Information given below:
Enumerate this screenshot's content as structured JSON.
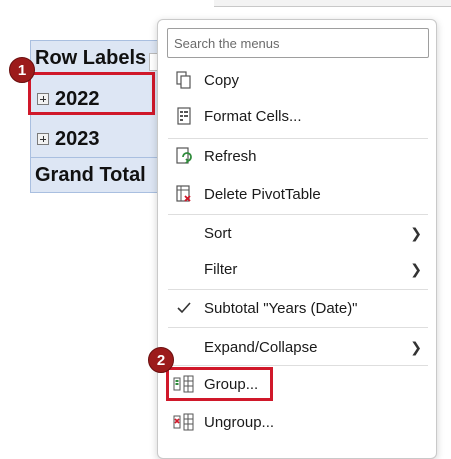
{
  "pivot": {
    "header": "Row Labels",
    "rows": [
      "2022",
      "2023"
    ],
    "grand_total": "Grand Total"
  },
  "badges": [
    "1",
    "2"
  ],
  "menu": {
    "search_placeholder": "Search the menus",
    "items": [
      {
        "label": "Copy",
        "icon": "copy-icon"
      },
      {
        "label": "Format Cells...",
        "icon": "format-cells-icon"
      },
      {
        "label": "Refresh",
        "icon": "refresh-icon"
      },
      {
        "label": "Delete PivotTable",
        "icon": "delete-pivottable-icon"
      },
      {
        "label": "Sort",
        "submenu": true
      },
      {
        "label": "Filter",
        "submenu": true
      },
      {
        "label": "Subtotal \"Years (Date)\"",
        "checked": true
      },
      {
        "label": "Expand/Collapse",
        "submenu": true
      },
      {
        "label": "Group...",
        "icon": "group-icon"
      },
      {
        "label": "Ungroup...",
        "icon": "ungroup-icon"
      }
    ]
  },
  "colors": {
    "highlight": "#d0182a",
    "badge": "#9c1b1b",
    "pivot_fill": "#dde6f4"
  }
}
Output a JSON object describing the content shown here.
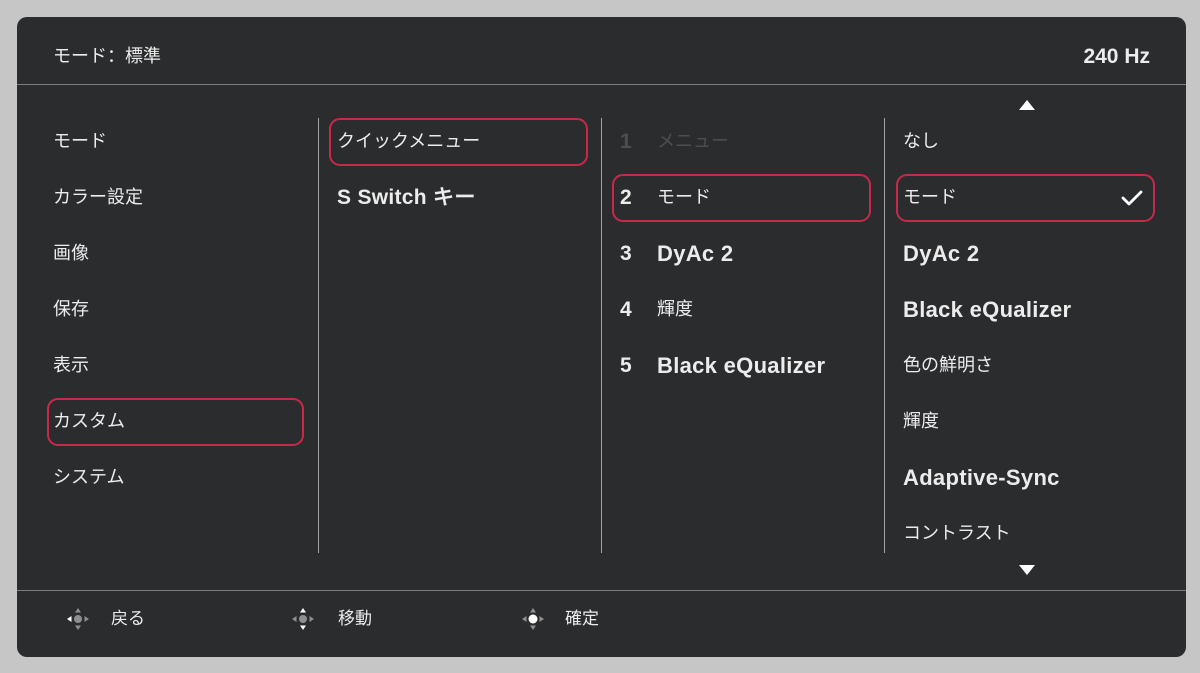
{
  "colors": {
    "accent": "#c8294b",
    "text": "#ececec",
    "disabled": "#4e4e4e",
    "panel": "#2b2c2e",
    "background": "#c6c6c6",
    "divider": "#a4a4a4"
  },
  "header": {
    "mode_label": "モード：標準",
    "refresh_rate": "240 Hz"
  },
  "columns": {
    "main_menu": {
      "items": [
        {
          "label": "モード",
          "selected": false
        },
        {
          "label": "カラー設定",
          "selected": false
        },
        {
          "label": "画像",
          "selected": false
        },
        {
          "label": "保存",
          "selected": false
        },
        {
          "label": "表示",
          "selected": false
        },
        {
          "label": "カスタム",
          "selected": true
        },
        {
          "label": "システム",
          "selected": false
        }
      ]
    },
    "custom_menu": {
      "items": [
        {
          "label": "クイックメニュー",
          "selected": true
        },
        {
          "label": "S Switch キー",
          "selected": false
        }
      ]
    },
    "quick_menu_slots": {
      "items": [
        {
          "number": "1",
          "label": "メニュー",
          "disabled": true,
          "selected": false
        },
        {
          "number": "2",
          "label": "モード",
          "disabled": false,
          "selected": true
        },
        {
          "number": "3",
          "label": "DyAc 2",
          "disabled": false,
          "selected": false
        },
        {
          "number": "4",
          "label": "輝度",
          "disabled": false,
          "selected": false
        },
        {
          "number": "5",
          "label": "Black eQualizer",
          "disabled": false,
          "selected": false
        }
      ]
    },
    "slot_options": {
      "scroll_up_icon": "triangle-up",
      "scroll_down_icon": "triangle-down",
      "check_icon": "checkmark",
      "items": [
        {
          "label": "なし",
          "selected": false,
          "checked": false
        },
        {
          "label": "モード",
          "selected": true,
          "checked": true
        },
        {
          "label": "DyAc 2",
          "selected": false,
          "checked": false
        },
        {
          "label": "Black eQualizer",
          "selected": false,
          "checked": false
        },
        {
          "label": "色の鮮明さ",
          "selected": false,
          "checked": false
        },
        {
          "label": "輝度",
          "selected": false,
          "checked": false
        },
        {
          "label": "Adaptive-Sync",
          "selected": false,
          "checked": false
        },
        {
          "label": "コントラスト",
          "selected": false,
          "checked": false
        }
      ]
    }
  },
  "footer": {
    "hints": [
      {
        "icon": "joystick-left",
        "label": "戻る"
      },
      {
        "icon": "joystick-up-down",
        "label": "移動"
      },
      {
        "icon": "joystick-press",
        "label": "確定"
      }
    ]
  }
}
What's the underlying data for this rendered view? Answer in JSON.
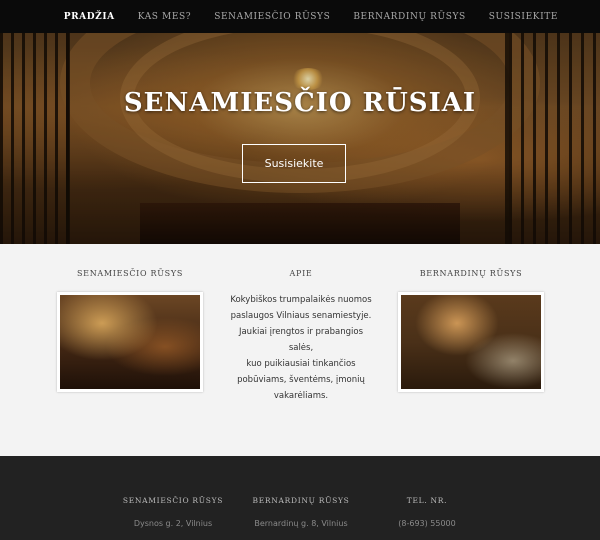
{
  "nav": {
    "items": [
      {
        "label": "Pradžia",
        "active": true
      },
      {
        "label": "Kas mes?"
      },
      {
        "label": "Senamiesčio rūsys"
      },
      {
        "label": "Bernardinų rūsys"
      },
      {
        "label": "Susisiekite"
      }
    ]
  },
  "hero": {
    "title": "SENAMIESČIO RŪSIAI",
    "button_label": "Susisiekite"
  },
  "main": {
    "col1": {
      "title": "Senamiesčio rūsys"
    },
    "col2": {
      "title": "Apie",
      "lines": [
        "Kokybiškos trumpalaikės nuomos",
        "paslaugos Vilniaus senamiestyje.",
        "Jaukiai įrengtos ir prabangios salės,",
        "kuo puikiausiai tinkančios",
        "pobūviams, šventėms, įmonių",
        "vakarėliams."
      ]
    },
    "col3": {
      "title": "Bernardinų rūsys"
    }
  },
  "footer": {
    "col1": {
      "title": "Senamiesčio rūsys",
      "text": "Dysnos g. 2, Vilnius"
    },
    "col2": {
      "title": "Bernardinų rūsys",
      "text": "Bernardinų g. 8, Vilnius"
    },
    "col3": {
      "title": "Tel. nr.",
      "text": "(8-693) 55000"
    }
  }
}
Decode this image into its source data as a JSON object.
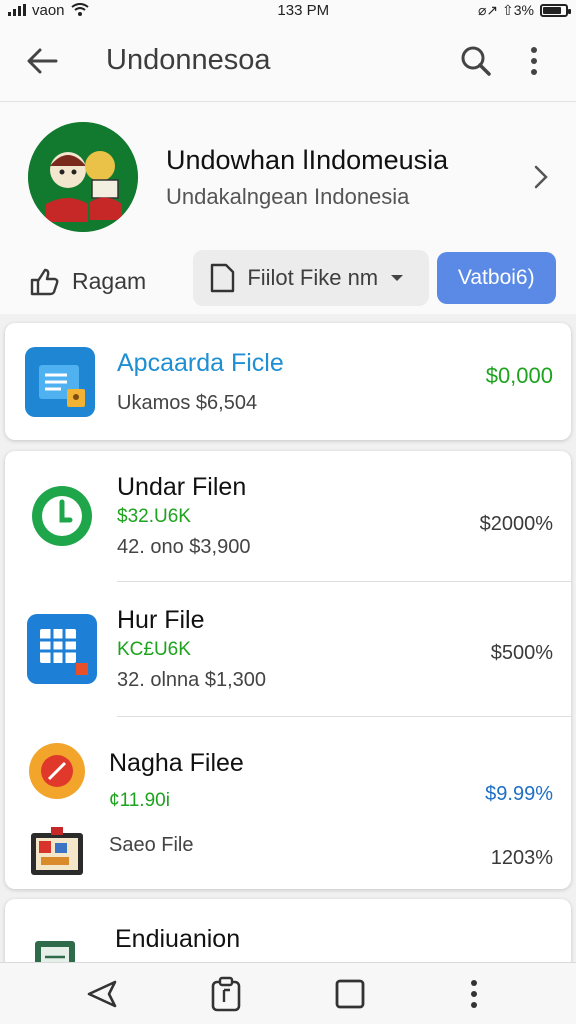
{
  "status": {
    "carrier": "vaon",
    "time": "133 PM",
    "battery_text": "⌀↗ ⇧3%",
    "battery_level": 0.8
  },
  "header": {
    "title": "Undonnesoa"
  },
  "profile": {
    "name": "Undowhan lIndomeusia",
    "subtitle": "Undakalngean Indonesia",
    "avatar_colors": {
      "bg": "#127a2e",
      "ring": "#c62828"
    }
  },
  "actions": {
    "ragam_label": "Ragam",
    "file_select_label": "Fiilot Fike nm",
    "primary_label": "Vatboi6)"
  },
  "featured": {
    "title": "Apcaarda Ficle",
    "subtitle": "Ukamos  $6,504",
    "price": "$0,000",
    "accent": "#1f8fd3",
    "price_color": "#1ea31e"
  },
  "list": {
    "items": [
      {
        "title": "Undar Filen",
        "green": "$32.U6K",
        "sub": "42. ono  $3,900",
        "price": "$2000%",
        "icon": "clock-icon",
        "color": "#1fa64b"
      },
      {
        "title": "Hur File",
        "green": "KC£U6K",
        "sub": "32. olnna  $1,300",
        "price": "$500%",
        "icon": "grid-icon",
        "color": "#1e7fd6"
      },
      {
        "title": "Nagha Filee",
        "green": "¢11.90i",
        "sub": "Saeo File",
        "price_top": "$9.99%",
        "price_bottom": "1203%",
        "icon": "record-icon",
        "color": "#f2a52a"
      }
    ]
  },
  "partial": {
    "title": "Endiuanion",
    "icon": "book-icon"
  },
  "bottom_nav": {
    "icons": [
      "back-icon",
      "clipboard-icon",
      "square-icon",
      "more-icon"
    ]
  }
}
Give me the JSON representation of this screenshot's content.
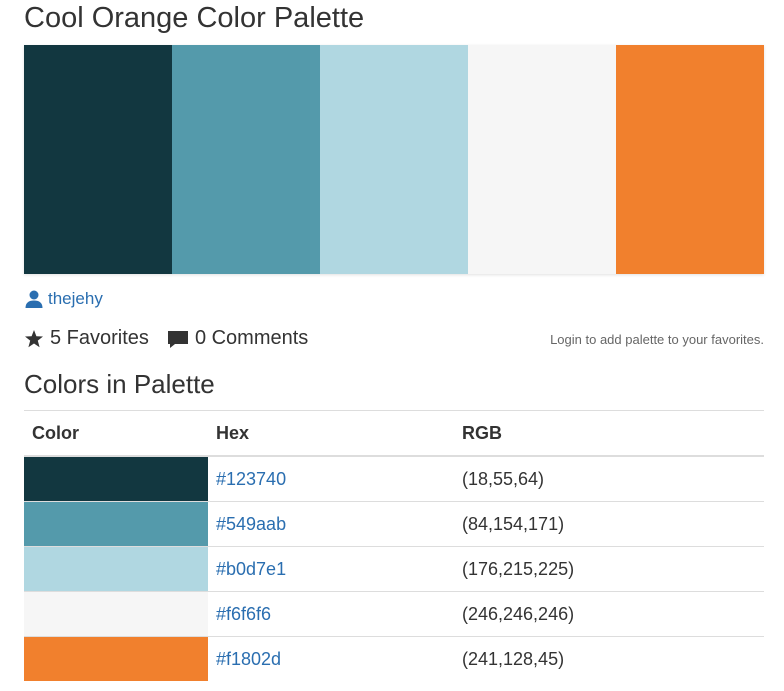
{
  "title": "Cool Orange Color Palette",
  "palette": [
    {
      "hex": "#123740"
    },
    {
      "hex": "#549aab"
    },
    {
      "hex": "#b0d7e1"
    },
    {
      "hex": "#f6f6f6"
    },
    {
      "hex": "#f1802d"
    }
  ],
  "author": {
    "icon": "user-icon",
    "name": "thejehy"
  },
  "stats": {
    "favorites_icon": "star-icon",
    "favorites": "5 Favorites",
    "comments_icon": "comment-icon",
    "comments": "0 Comments"
  },
  "login_note": "Login to add palette to your favorites.",
  "section_title": "Colors in Palette",
  "table": {
    "headers": [
      "Color",
      "Hex",
      "RGB"
    ],
    "rows": [
      {
        "color": "#123740",
        "hex": "#123740",
        "rgb": "(18,55,64)"
      },
      {
        "color": "#549aab",
        "hex": "#549aab",
        "rgb": "(84,154,171)"
      },
      {
        "color": "#b0d7e1",
        "hex": "#b0d7e1",
        "rgb": "(176,215,225)"
      },
      {
        "color": "#f6f6f6",
        "hex": "#f6f6f6",
        "rgb": "(246,246,246)"
      },
      {
        "color": "#f1802d",
        "hex": "#f1802d",
        "rgb": "(241,128,45)"
      }
    ]
  },
  "colors": {
    "link": "#2a6eb0",
    "text": "#333333",
    "muted": "#666666"
  }
}
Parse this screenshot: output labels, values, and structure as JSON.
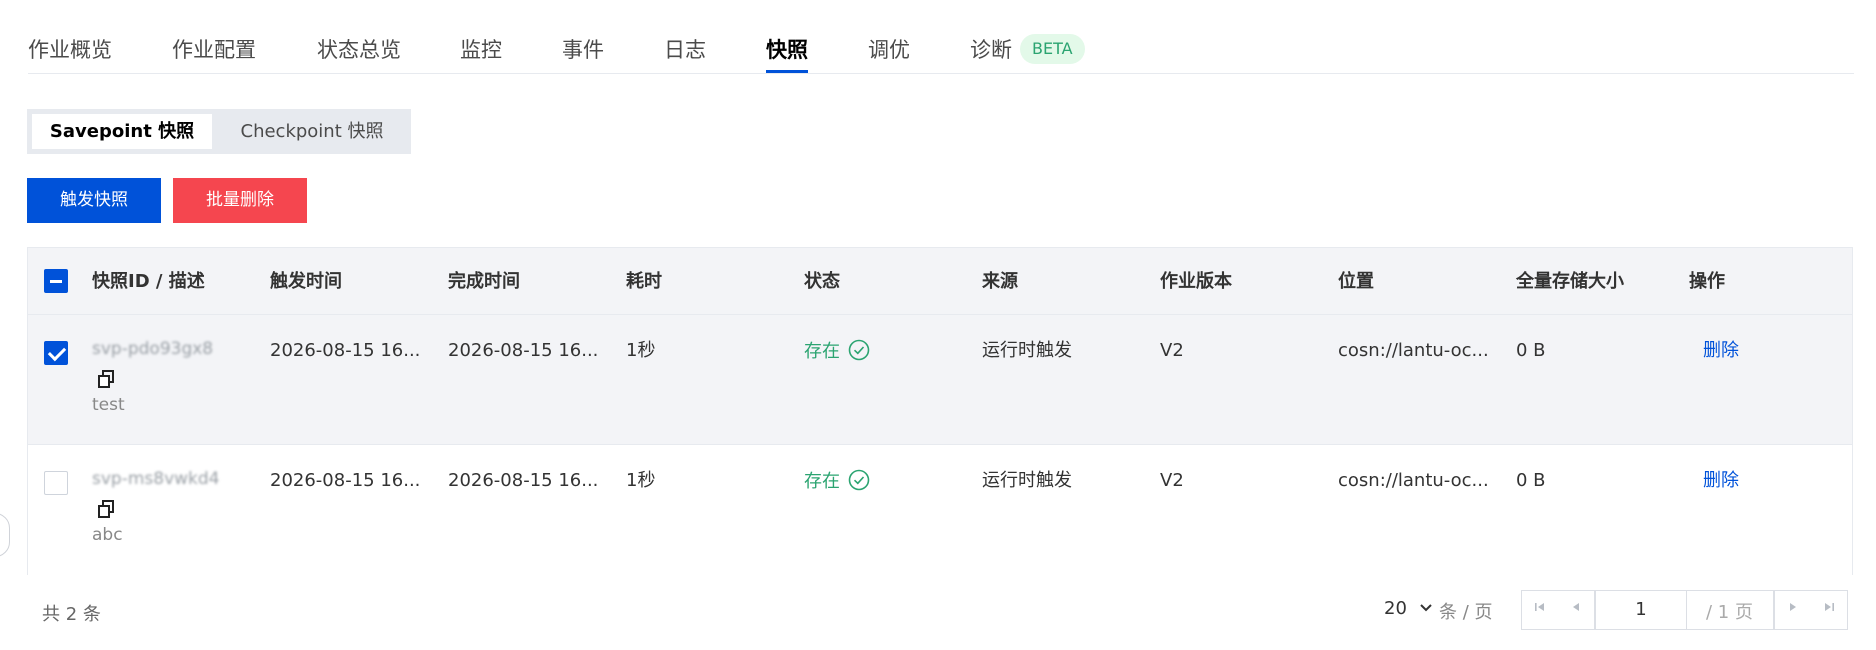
{
  "tabs": [
    {
      "label": "作业概览"
    },
    {
      "label": "作业配置"
    },
    {
      "label": "状态总览"
    },
    {
      "label": "监控"
    },
    {
      "label": "事件"
    },
    {
      "label": "日志"
    },
    {
      "label": "快照",
      "active": true
    },
    {
      "label": "调优"
    },
    {
      "label": "诊断",
      "badge": "BETA"
    }
  ],
  "segment": {
    "savepoint": "Savepoint 快照",
    "checkpoint": "Checkpoint 快照",
    "selected": "savepoint"
  },
  "toolbar": {
    "trigger_label": "触发快照",
    "batch_delete_label": "批量删除"
  },
  "table": {
    "columns": [
      "快照ID / 描述",
      "触发时间",
      "完成时间",
      "耗时",
      "状态",
      "来源",
      "作业版本",
      "位置",
      "全量存储大小",
      "操作"
    ],
    "rows": [
      {
        "checked": true,
        "id": "svp-pdo93gx8",
        "description": "test",
        "trigger_time": "2026-08-15 16...",
        "finish_time": "2026-08-15 16...",
        "duration": "1秒",
        "status": "存在",
        "source": "运行时触发",
        "version": "V2",
        "location": "cosn://lantu-oc...",
        "size": "0 B",
        "action": "删除"
      },
      {
        "checked": false,
        "id": "svp-ms8vwkd4",
        "description": "abc",
        "trigger_time": "2026-08-15 16...",
        "finish_time": "2026-08-15 16...",
        "duration": "1秒",
        "status": "存在",
        "source": "运行时触发",
        "version": "V2",
        "location": "cosn://lantu-oc...",
        "size": "0 B",
        "action": "删除"
      }
    ]
  },
  "footer": {
    "total": "共 2 条",
    "page_size": "20",
    "per_page_suffix": "条 / 页",
    "current_page": "1",
    "total_pages": "/ 1 页"
  },
  "colors": {
    "primary": "#0052d9",
    "danger": "#f5464f",
    "success": "#2ba471"
  }
}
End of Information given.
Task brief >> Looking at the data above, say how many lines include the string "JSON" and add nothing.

Result of the exercise >> 6